This guide shows you, how you can add 2FA to your OpenSSH on Debian Wheezy, Jessie and Stretch using Google Authenticator. We assume that your SSH already uses Pubkey-Authentication while PasswordAuthentication is disabled.
Also this guide should also work on Debian's derivates and maybe other distros.
I have only tested this on Wheezy and Stretch but Jessie should work exactly like Stretch.
Also OpenSSH on Debian Wheezy is by default too old for 2FA but we can use the backported OpenSSH-Server for that.
Install backported OpenSSH to Wheezy
Just run the following commands to install the Wheezy backports to your system. All commands are supposed to be executed with root or using sudo:
~$ echo "deb http://ftp.debian.org/debian wheezy-backports main" > /etc/apt/sources.list.d/backports.list ~$ apt-get update ~$ apt-get -y -t wheezy-backports install openssh-server

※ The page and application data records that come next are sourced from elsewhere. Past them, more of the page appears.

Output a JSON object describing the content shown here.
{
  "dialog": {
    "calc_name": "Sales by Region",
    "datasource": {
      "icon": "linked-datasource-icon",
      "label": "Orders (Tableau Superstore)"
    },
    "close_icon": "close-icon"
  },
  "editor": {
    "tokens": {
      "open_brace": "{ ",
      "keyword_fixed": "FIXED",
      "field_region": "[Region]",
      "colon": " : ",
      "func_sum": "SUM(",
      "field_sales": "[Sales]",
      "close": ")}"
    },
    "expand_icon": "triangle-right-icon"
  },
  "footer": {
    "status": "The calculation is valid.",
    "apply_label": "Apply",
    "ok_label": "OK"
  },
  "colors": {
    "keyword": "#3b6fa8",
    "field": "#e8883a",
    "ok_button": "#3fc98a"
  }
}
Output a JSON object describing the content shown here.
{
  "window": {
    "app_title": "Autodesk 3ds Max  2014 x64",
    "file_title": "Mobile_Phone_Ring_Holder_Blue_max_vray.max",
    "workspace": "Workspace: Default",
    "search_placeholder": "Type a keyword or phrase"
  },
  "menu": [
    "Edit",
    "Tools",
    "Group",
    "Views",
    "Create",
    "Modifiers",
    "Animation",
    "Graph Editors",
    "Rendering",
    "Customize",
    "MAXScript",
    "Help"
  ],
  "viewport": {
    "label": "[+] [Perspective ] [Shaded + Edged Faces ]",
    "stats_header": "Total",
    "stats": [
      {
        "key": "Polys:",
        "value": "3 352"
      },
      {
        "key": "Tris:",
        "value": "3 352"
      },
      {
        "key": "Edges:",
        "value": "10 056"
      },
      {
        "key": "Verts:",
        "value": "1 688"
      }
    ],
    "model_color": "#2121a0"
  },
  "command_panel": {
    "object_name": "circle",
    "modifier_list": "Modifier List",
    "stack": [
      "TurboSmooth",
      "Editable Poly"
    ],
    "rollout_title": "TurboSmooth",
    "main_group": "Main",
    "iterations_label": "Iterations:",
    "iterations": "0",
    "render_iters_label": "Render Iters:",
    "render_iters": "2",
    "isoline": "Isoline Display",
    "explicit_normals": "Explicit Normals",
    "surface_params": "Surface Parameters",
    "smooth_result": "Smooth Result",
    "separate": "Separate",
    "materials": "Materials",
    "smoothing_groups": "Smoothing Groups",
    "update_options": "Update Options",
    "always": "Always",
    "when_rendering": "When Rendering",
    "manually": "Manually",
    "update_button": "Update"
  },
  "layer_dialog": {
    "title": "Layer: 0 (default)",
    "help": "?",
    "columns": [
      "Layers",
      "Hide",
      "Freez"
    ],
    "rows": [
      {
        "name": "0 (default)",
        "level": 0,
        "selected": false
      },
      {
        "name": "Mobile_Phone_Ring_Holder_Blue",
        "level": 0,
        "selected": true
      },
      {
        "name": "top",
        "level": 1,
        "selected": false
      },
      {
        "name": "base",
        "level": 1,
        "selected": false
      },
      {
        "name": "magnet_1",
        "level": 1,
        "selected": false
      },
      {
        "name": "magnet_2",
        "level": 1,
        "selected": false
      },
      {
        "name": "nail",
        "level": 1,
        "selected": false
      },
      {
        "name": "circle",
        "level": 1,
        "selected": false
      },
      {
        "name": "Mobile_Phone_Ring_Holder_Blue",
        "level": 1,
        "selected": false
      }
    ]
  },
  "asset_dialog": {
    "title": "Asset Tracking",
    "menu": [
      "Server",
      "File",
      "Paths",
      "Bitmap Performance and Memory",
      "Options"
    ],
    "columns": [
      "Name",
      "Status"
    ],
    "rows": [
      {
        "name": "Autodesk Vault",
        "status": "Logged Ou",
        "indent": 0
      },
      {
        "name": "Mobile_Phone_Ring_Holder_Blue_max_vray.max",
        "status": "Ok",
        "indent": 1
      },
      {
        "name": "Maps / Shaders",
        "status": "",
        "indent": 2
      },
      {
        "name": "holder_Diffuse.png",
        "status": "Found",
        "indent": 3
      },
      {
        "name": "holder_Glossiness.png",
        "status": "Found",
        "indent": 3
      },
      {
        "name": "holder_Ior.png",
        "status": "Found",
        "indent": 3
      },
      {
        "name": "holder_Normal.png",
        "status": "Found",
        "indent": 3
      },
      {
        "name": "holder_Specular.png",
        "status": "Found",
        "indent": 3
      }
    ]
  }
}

When it asks to overwrite
Install Google Authenticator ...
If you want to be able to scan the QR-Code with your favorite 2FA-App directly from the terminal you might also want to install the following package:
~$ apt-get -y install libqrencode3
... on Wheezy
We need to install the Google Authenticator for Jessie, so we don't have to built it from source:
~$ cd /tmp ~$ wget http://ftp.us.debian.org/debian/pool/main/g/google-authenticator/libpam-google-authenticator_20130529-2_amd64.deb ~$ dpkg -i libpam-google-authenticator_20130529-2_amd64.deb
... on Jessie and Stretch
For Jessie and Stretch this is straightforward. Install it with
~$ apt-get -y install libpam-google-authenticator
Since we now have the newest OpenSSH installed, the configuration is identical now.
At first edit
/etc/pam.d/sshd and search for
@include common-auth, which should be right at the top of the file. Comment it out and add the following directly below:
... # Standard Un*x authentication. #@include common-auth auth required pam_google_authenticator.so nullok ...
Now we need to edit the ssh server config at
Search and enable the following line, or add it if it's not there
Also add the following line right beneath, so after a successful Pubkey-Authentication, we're getting asked for our 2FA Verification Code:
Save the file and now restart your SSH server with
service ssh restart.
Enable Google Authenticator for a user
Remember the line above, where we added the
nullok option to the added line in
/etc/pam.d/sshd? This says that Pubkey-Logins to users without a configured Google Authenticator are being allowed without the Verificaton Code until it's configured once.
We will configure it now!
Login with the desired user or change to that user with
su - <username> and run the following command. I don't need to explain the options, the Google Authenticator asks you and they're well explained. My advice is to say
Yes to all of them for increased security.
Run the following commands:
~$ google-authenticator Do you want authentication tokens to be time-based (y/n) y # Here it will show you the QR-Code, Secret-Key and Recovery-Codes. Save them or add them to your 2FA-App on your mobile phone # Afterwards just say 'y' to all following questions
Now you're done. As soon as you logout and login again, you should be asked for a
Verification Code: where you need to type in your new 2FA Code and you're in!
Adding 2FA is quite simple and increases the security of your SSH Server. Maybe you should add another user for a fallback SSH Login first when you do it for the first time.
A nice side-effect of using a newer OpenSSH on Wheezy is also that you can now use ED25519 Keys for Pubkey-Authentication instead of RSA-Keys.